A Quick Guide to Wine Bottle Shapes, Sizes, and Packaging

Various used glass bottles stacked up with no tops or corks

You don’t get second chances to make that first big impression. It isn’t just for people—it’s also true for your wine packaging. So, if you’re looking to craft unforgettable experiences at your winery, start with understanding the world of choices you have with the different bottle shapes and sizes.

Wine Bottle Shapes

Wine bottles come in various shapes, mostly made of glass since glass protects the quality of wine, is sustainable, is aesthetically pleasing, and adds to the overall experience. Besides, over the years, a few shapes have become a standard. Here are some common ones:


Claret A.K.A. Bordeaux is one of the most commonly found shapes worldwide. With distinctive straight sides, high dramatic shoulders, and a broader base, these bottles are best for Cabernet Sauvignon, Cabernet Franc, and Merlot. It is also thought the heavier the bottle, the more luxurious the wine!


This bottle shape flaunts graceful and gently sloping shoulders. It is perfect for wines that are elegant and nuanced. So, it remains a classic vessel for Pinot Noir and Chardonnay wines.


Hock wine bottles are commonly used for sweet wines and Rieslings. These are pretty delicate and feature a slender profile. Hock bottles also go by a few other names, including Alsace, Mosel, and Rhone.


Specialty wine bottles have a slender and tall profile.

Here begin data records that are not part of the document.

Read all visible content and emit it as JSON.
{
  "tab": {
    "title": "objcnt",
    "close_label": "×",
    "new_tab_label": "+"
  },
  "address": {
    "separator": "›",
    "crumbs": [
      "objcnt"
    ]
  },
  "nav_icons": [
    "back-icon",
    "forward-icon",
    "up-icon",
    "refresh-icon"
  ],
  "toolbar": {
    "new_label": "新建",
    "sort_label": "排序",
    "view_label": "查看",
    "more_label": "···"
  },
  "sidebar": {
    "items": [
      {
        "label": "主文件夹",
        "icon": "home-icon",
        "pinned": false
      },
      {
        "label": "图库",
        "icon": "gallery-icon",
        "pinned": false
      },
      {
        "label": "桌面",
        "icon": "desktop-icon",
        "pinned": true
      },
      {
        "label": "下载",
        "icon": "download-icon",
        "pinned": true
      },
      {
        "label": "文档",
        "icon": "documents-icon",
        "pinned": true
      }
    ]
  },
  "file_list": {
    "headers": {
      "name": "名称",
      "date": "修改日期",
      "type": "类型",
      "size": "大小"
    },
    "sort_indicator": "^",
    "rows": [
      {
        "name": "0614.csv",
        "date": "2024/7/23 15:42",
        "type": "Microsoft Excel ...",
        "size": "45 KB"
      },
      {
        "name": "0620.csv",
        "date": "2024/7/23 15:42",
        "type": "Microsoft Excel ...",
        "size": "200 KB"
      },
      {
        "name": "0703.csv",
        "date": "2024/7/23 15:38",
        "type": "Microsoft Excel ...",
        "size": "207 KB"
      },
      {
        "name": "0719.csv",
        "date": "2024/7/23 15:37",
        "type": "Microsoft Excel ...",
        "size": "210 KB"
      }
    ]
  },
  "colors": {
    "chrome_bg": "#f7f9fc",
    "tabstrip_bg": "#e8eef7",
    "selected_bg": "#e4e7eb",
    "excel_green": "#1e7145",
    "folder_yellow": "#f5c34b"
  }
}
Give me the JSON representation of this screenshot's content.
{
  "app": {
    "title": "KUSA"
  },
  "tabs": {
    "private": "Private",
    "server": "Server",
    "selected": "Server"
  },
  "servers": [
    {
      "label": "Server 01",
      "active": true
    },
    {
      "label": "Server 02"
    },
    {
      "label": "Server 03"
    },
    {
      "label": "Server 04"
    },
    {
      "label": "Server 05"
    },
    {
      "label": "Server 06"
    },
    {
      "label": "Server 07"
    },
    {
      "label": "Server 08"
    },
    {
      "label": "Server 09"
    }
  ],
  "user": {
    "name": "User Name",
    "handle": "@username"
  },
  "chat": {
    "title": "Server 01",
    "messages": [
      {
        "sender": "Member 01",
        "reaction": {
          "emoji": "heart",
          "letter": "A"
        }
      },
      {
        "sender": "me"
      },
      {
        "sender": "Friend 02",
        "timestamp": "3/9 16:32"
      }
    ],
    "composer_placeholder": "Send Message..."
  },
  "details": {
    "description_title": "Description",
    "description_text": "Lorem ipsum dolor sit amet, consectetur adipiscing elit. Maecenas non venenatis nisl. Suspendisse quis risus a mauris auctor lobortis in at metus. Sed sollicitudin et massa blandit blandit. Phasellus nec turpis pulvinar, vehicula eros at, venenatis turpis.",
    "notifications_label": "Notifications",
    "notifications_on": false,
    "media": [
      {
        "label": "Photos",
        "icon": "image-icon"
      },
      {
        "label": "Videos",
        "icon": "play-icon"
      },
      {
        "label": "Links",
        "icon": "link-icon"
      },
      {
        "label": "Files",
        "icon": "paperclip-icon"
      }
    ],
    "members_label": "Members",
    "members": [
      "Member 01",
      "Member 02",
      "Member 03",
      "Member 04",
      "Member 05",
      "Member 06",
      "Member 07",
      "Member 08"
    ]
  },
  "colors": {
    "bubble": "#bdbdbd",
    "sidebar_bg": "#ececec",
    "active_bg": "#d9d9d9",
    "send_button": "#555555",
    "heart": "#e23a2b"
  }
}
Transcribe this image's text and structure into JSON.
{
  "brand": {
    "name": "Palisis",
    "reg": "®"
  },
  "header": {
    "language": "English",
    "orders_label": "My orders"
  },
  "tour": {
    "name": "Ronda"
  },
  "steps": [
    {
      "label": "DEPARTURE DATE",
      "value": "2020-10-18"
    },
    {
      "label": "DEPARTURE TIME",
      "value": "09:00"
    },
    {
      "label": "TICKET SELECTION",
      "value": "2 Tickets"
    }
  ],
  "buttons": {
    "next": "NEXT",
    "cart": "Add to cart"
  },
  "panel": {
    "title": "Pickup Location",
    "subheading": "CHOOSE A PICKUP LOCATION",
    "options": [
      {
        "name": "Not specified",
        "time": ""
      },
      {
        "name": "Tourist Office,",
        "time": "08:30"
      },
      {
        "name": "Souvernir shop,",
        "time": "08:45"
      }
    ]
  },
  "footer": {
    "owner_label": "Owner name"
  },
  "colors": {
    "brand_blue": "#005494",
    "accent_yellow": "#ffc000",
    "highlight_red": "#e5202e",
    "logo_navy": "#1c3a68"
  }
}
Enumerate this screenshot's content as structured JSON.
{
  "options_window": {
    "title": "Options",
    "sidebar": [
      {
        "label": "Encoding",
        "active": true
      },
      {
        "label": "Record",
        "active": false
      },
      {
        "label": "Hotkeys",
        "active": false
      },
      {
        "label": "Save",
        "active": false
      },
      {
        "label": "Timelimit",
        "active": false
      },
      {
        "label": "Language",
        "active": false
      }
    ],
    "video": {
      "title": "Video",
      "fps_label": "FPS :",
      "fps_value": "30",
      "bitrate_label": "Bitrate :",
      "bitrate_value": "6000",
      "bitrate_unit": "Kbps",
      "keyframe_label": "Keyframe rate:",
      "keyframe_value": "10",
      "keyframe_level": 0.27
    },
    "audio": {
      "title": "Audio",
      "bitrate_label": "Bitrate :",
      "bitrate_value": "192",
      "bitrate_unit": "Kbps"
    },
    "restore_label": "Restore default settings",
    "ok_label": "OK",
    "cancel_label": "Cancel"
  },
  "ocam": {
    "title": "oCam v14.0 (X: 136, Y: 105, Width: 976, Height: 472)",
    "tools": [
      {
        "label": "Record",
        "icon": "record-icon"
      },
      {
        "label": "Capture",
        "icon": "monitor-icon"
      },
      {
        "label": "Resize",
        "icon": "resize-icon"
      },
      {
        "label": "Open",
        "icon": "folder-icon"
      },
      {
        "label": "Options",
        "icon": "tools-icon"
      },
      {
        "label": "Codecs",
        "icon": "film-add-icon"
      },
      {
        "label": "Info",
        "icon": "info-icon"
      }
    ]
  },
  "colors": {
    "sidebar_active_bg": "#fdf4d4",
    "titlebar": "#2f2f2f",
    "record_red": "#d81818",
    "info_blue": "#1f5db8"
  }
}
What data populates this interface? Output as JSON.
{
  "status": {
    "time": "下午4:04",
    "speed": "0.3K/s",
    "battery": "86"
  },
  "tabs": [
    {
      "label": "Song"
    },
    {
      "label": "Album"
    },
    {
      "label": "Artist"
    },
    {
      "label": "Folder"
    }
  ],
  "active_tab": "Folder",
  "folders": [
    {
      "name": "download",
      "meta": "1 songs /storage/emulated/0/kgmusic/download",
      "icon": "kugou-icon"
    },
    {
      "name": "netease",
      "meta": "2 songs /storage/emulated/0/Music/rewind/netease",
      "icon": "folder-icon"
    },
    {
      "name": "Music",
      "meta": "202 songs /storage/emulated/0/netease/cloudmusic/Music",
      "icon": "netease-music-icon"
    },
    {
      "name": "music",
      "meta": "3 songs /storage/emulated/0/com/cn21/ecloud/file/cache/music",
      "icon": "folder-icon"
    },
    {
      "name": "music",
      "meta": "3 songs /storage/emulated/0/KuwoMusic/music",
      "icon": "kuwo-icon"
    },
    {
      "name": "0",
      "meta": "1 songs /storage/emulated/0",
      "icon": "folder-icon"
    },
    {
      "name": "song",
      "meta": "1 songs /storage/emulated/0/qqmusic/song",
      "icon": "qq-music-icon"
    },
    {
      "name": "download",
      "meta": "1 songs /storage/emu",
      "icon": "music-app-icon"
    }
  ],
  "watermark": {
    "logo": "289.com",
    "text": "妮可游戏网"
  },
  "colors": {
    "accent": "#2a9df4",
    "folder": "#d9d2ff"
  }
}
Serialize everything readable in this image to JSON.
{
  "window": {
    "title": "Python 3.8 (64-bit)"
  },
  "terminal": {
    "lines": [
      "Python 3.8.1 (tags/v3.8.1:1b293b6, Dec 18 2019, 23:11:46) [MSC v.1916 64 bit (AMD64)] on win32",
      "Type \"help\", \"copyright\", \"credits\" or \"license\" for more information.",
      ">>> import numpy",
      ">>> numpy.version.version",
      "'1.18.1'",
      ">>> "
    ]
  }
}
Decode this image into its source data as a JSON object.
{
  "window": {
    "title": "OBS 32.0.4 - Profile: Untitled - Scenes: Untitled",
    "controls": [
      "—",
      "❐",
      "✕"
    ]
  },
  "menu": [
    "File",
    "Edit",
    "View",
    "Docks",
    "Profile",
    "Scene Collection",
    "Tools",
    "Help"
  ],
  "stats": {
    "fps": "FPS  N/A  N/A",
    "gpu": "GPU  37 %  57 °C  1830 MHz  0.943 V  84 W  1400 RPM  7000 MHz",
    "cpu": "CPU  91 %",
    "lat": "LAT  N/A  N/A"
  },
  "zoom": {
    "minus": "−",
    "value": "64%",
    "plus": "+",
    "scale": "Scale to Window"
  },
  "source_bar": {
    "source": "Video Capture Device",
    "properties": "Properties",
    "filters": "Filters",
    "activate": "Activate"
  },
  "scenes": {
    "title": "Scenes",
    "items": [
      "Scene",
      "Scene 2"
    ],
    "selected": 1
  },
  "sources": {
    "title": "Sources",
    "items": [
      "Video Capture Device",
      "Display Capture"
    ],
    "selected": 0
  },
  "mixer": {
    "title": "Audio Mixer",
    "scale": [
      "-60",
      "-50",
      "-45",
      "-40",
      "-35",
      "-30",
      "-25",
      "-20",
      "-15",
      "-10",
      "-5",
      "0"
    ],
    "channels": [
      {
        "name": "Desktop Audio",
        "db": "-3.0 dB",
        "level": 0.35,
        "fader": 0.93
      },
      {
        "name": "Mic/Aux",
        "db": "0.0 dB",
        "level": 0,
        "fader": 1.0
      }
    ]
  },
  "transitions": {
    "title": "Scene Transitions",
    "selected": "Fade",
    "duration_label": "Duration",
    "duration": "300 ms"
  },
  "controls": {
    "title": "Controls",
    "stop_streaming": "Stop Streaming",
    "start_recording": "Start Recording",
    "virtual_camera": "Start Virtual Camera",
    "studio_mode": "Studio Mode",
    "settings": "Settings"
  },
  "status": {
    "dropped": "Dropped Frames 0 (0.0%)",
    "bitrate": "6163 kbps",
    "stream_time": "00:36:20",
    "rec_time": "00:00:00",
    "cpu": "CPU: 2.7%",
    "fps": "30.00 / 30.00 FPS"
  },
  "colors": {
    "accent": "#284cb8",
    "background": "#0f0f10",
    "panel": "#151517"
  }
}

These are commonly associated with iced wine, sparkling wine, and specialty dessert wines.

Wine Bottle Sizes

Wine is bottled in differently sized vessels. These have varying volumes, and the names often derive from biblical kings and other historical figures.

Piccolo or Split

This is a tiny, usually plastic, bottle containing around 6.3 oz. (187.5 ml) of contents. A Piccolo is ideal for single servings of sweet wine or champagne.

Demi or Half

Demi or half-bottle can hold around 12.7 oz. (375 ml) of wine and has half the contents of a Standard bottle.


This size can hold around 16.9 oz. (500 ml) of contents. Jennie or half-liter is an uncommon bottle but most suitable for sweet, dessert-styled wines.


The old faithful, 25.5 oz. (750 ml) bottle suits all types of wines. In fact, the entire economy’s production, distribution, and import depend on this size. 


Delivering more bang for the buck, this 33.8 oz. (1 L) wine bottle has grown in popularity over time. It is a typical size for value wines. 


Here is a magnified bottle size at 50.7 oz. (1.5 L), one that is better on display than for drinking. It is double the capacity of the Standard size.

Larger Sizes

Yes, there are even larger sizes than Magnum. These start from 3 L (called Jeroboam or Double Magnum) and go all the way up to 20 L (called Solomon) and more.

Wine Bottle Packaging

Wine bottles require distinctive packaging to preserve their unique qualities and maintain a safety barrier against external elements. From totes to cartons and bag-in-box containers, any type of bottle can be packaged appropriately. While you produce the best quality wine, we handle its packaging. At Custom Wine Packaging, we’re an industry-leading packaging business and can accommodate the needs of any Vineyard or Winery and bottle shapes and sizes. Reach out to us, and we’ll help you level up your branding efforts.